Task -
Retyping each entry exactly is the whole task.

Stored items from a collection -
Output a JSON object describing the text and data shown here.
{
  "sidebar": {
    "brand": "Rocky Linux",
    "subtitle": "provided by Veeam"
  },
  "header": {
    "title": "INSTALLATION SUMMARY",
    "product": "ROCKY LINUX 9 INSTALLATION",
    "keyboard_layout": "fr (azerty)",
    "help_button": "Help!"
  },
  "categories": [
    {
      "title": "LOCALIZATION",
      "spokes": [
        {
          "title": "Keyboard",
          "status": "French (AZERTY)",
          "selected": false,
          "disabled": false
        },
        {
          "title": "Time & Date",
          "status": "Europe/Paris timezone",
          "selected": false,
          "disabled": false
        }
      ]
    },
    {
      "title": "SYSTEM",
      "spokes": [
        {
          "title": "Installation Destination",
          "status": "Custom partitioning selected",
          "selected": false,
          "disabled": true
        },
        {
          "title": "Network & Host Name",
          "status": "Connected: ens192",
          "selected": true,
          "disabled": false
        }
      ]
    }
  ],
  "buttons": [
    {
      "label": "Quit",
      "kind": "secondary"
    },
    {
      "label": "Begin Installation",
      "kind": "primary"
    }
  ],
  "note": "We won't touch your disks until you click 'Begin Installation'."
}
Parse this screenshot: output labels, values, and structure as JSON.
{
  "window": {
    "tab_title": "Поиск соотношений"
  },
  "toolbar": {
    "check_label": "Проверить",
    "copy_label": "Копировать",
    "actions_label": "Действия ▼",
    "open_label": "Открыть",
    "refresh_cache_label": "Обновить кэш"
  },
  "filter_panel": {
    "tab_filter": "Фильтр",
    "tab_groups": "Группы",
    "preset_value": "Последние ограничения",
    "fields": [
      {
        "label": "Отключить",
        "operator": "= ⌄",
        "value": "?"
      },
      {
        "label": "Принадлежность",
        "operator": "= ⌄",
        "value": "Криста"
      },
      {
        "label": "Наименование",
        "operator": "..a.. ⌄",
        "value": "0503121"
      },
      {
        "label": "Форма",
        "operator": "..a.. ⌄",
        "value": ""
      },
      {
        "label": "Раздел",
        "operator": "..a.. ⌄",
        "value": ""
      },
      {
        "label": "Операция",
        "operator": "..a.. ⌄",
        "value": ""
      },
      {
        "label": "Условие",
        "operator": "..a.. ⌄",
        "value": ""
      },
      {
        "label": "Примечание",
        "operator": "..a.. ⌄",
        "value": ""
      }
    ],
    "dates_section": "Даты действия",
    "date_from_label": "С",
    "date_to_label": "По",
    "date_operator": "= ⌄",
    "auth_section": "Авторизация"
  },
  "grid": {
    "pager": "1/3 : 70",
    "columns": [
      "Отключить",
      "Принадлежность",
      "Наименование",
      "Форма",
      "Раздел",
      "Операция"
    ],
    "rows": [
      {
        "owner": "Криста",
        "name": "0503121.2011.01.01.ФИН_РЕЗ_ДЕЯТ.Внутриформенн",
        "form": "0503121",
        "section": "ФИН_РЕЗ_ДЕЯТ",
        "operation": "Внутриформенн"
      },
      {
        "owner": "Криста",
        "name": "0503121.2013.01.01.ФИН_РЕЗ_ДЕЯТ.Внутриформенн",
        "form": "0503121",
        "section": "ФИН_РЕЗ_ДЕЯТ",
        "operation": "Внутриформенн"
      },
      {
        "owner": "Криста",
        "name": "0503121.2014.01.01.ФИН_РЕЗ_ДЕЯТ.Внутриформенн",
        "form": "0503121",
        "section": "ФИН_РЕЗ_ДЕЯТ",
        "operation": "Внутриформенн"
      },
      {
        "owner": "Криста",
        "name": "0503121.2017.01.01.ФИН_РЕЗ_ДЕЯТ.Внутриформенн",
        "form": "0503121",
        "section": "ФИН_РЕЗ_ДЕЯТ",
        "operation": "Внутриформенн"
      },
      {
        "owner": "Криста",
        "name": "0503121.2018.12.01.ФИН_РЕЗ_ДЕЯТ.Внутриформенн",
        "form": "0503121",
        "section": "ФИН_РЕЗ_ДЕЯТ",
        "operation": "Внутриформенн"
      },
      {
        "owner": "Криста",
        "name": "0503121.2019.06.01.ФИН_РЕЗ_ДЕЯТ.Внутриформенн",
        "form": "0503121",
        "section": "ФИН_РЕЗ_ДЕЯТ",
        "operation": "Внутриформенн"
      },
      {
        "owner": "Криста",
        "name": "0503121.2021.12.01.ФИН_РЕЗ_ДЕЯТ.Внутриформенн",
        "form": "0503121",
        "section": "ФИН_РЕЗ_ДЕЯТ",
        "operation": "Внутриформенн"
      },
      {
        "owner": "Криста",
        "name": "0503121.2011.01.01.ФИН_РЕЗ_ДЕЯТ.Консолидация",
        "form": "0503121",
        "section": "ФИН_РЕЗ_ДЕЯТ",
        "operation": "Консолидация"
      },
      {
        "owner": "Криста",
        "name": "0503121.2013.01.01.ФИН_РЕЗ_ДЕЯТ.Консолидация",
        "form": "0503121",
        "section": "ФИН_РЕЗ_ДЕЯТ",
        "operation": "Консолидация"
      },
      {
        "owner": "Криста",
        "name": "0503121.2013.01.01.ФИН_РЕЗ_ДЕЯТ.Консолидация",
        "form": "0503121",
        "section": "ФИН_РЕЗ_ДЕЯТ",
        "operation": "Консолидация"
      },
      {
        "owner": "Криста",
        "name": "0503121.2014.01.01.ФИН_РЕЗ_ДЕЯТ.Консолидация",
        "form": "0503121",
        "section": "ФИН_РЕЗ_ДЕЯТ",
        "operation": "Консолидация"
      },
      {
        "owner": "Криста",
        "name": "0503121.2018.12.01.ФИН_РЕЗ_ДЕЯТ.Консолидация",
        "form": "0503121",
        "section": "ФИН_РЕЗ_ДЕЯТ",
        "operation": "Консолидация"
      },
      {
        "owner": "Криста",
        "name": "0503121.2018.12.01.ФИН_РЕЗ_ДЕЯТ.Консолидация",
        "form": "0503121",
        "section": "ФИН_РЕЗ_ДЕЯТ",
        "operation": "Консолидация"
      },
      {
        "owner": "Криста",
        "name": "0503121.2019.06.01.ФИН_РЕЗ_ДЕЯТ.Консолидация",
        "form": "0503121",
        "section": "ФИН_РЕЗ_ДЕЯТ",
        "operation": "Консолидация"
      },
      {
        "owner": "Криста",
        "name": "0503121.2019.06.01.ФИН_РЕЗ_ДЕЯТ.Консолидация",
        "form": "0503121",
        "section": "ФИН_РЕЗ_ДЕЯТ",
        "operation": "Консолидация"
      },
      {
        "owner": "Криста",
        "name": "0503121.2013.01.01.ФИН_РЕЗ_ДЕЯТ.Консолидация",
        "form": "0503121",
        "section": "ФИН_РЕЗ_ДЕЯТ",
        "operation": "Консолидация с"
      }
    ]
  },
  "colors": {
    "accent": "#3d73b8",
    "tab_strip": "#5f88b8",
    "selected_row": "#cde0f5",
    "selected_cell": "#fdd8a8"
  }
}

Worked solution -
Output a JSON object describing the text and data shown here.
{
  "sidebar": {
    "brand": "Rocky Linux",
    "subtitle": "provided by Veeam"
  },
  "header": {
    "title": "INSTALLATION SUMMARY",
    "product": "ROCKY LINUX 9 INSTALLATION",
    "keyboard_layout": "fr (azerty)",
    "help_button": "Help!"
  },
  "categories": [
    {
      "title": "LOCALIZATION",
      "spokes": [
        {
          "title": "Keyboard",
          "status": "French (AZERTY)",
          "selected": false,
          "disabled": false
        },
        {
          "title": "Time & Date",
          "status": "Europe/Paris timezone",
          "selected": false,
          "disabled": false
        }
      ]
    },
    {
      "title": "SYSTEM",
      "spokes": [
        {
          "title": "Installation Destination",
          "status": "Custom partitioning selected",
          "selected": false,
          "disabled": true
        },
        {
          "title": "Network & Host Name",
          "status": "Connected: ens192",
          "selected": true,
          "disabled": false
        }
      ]
    }
  ],
  "buttons": [
    {
      "label": "Quit",
      "kind": "secondary"
    },
    {
      "label": "Begin Installation",
      "kind": "primary"
    }
  ],
  "note": "We won't touch your disks until you click 'Begin Installation'."
}
Parse this screenshot: output labels, values, and structure as JSON.
{
  "window": {
    "tab_title": "Поиск соотношений"
  },
  "toolbar": {
    "check_label": "Проверить",
    "copy_label": "Копировать",
    "actions_label": "Действия ▼",
    "open_label": "Открыть",
    "refresh_cache_label": "Обновить кэш"
  },
  "filter_panel": {
    "tab_filter": "Фильтр",
    "tab_groups": "Группы",
    "preset_value": "Последние ограничения",
    "fields": [
      {
        "label": "Отключить",
        "operator": "= ⌄",
        "value": "?"
      },
      {
        "label": "Принадлежность",
        "operator": "= ⌄",
        "value": "Криста"
      },
      {
        "label": "Наименование",
        "operator": "..a.. ⌄",
        "value": "0503121"
      },
      {
        "label": "Форма",
        "operator": "..a.. ⌄",
        "value": ""
      },
      {
        "label": "Раздел",
        "operator": "..a.. ⌄",
        "value": ""
      },
      {
        "label": "Операция",
        "operator": "..a.. ⌄",
        "value": ""
      },
      {
        "label": "Условие",
        "operator": "..a.. ⌄",
        "value": ""
      },
      {
        "label": "Примечание",
        "operator": "..a.. ⌄",
        "value": ""
      }
    ],
    "dates_section": "Даты действия",
    "date_from_label": "С",
    "date_to_label": "По",
    "date_operator": "= ⌄",
    "auth_section": "Авторизация"
  },
  "grid": {
    "pager": "1/3 : 70",
    "columns": [
      "Отключить",
      "Принадлежность",
      "Наименование",
      "Форма",
      "Раздел",
      "Операция"
    ],
    "rows": [
      {
        "owner": "Криста",
        "name": "0503121.2011.01.01.ФИН_РЕЗ_ДЕЯТ.Внутриформенн",
        "form": "0503121",
        "section": "ФИН_РЕЗ_ДЕЯТ",
        "operation": "Внутриформенн"
      },
      {
        "owner": "Криста",
        "name": "0503121.2013.01.01.ФИН_РЕЗ_ДЕЯТ.Внутриформенн",
        "form": "0503121",
        "section": "ФИН_РЕЗ_ДЕЯТ",
        "operation": "Внутриформенн"
      },
      {
        "owner": "Криста",
        "name": "0503121.2014.01.01.ФИН_РЕЗ_ДЕЯТ.Внутриформенн",
        "form": "0503121",
        "section": "ФИН_РЕЗ_ДЕЯТ",
        "operation": "Внутриформенн"
      },
      {
        "owner": "Криста",
        "name": "0503121.2017.01.01.ФИН_РЕЗ_ДЕЯТ.Внутриформенн",
        "form": "0503121",
        "section": "ФИН_РЕЗ_ДЕЯТ",
        "operation": "Внутриформенн"
      },
      {
        "owner": "Криста",
        "name": "0503121.2018.12.01.ФИН_РЕЗ_ДЕЯТ.Внутриформенн",
        "form": "0503121",
        "section": "ФИН_РЕЗ_ДЕЯТ",
        "operation": "Внутриформенн"
      },
      {
        "owner": "Криста",
        "name": "0503121.2019.06.01.ФИН_РЕЗ_ДЕЯТ.Внутриформенн",
        "form": "0503121",
        "section": "ФИН_РЕЗ_ДЕЯТ",
        "operation": "Внутриформенн"
      },
      {
        "owner": "Криста",
        "name": "0503121.2021.12.01.ФИН_РЕЗ_ДЕЯТ.Внутриформенн",
        "form": "0503121",
        "section": "ФИН_РЕЗ_ДЕЯТ",
        "operation": "Внутриформенн"
      },
      {
        "owner": "Криста",
        "name": "0503121.2011.01.01.ФИН_РЕЗ_ДЕЯТ.Консолидация",
        "form": "0503121",
        "section": "ФИН_РЕЗ_ДЕЯТ",
        "operation": "Консолидация"
      },
      {
        "owner": "Криста",
        "name": "0503121.2013.01.01.ФИН_РЕЗ_ДЕЯТ.Консолидация",
        "form": "0503121",
        "section": "ФИН_РЕЗ_ДЕЯТ",
        "operation": "Консолидация"
      },
      {
        "owner": "Криста",
        "name": "0503121.2013.01.01.ФИН_РЕЗ_ДЕЯТ.Консолидация",
        "form": "0503121",
        "section": "ФИН_РЕЗ_ДЕЯТ",
        "operation": "Консолидация"
      },
      {
        "owner": "Криста",
        "name": "0503121.2014.01.01.ФИН_РЕЗ_ДЕЯТ.Консолидация",
        "form": "0503121",
        "section": "ФИН_РЕЗ_ДЕЯТ",
        "operation": "Консолидация"
      },
      {
        "owner": "Криста",
        "name": "0503121.2018.12.01.ФИН_РЕЗ_ДЕЯТ.Консолидация",
        "form": "0503121",
        "section": "ФИН_РЕЗ_ДЕЯТ",
        "operation": "Консолидация"
      },
      {
        "owner": "Криста",
        "name": "0503121.2018.12.01.ФИН_РЕЗ_ДЕЯТ.Консолидация",
        "form": "0503121",
        "section": "ФИН_РЕЗ_ДЕЯТ",
        "operation": "Консолидация"
      },
      {
        "owner": "Криста",
        "name": "0503121.2019.06.01.ФИН_РЕЗ_ДЕЯТ.Консолидация",
        "form": "0503121",
        "section": "ФИН_РЕЗ_ДЕЯТ",
        "operation": "Консолидация"
      },
      {
        "owner": "Криста",
        "name": "0503121.2019.06.01.ФИН_РЕЗ_ДЕЯТ.Консолидация",
        "form": "0503121",
        "section": "ФИН_РЕЗ_ДЕЯТ",
        "operation": "Консолидация"
      },
      {
        "owner": "Криста",
        "name": "0503121.2013.01.01.ФИН_РЕЗ_ДЕЯТ.Консолидация",
        "form": "0503121",
        "section": "ФИН_РЕЗ_ДЕЯТ",
        "operation": "Консолидация с"
      }
    ]
  },
  "colors": {
    "accent": "#3d73b8",
    "tab_strip": "#5f88b8",
    "selected_row": "#cde0f5",
    "selected_cell": "#fdd8a8"
  }
}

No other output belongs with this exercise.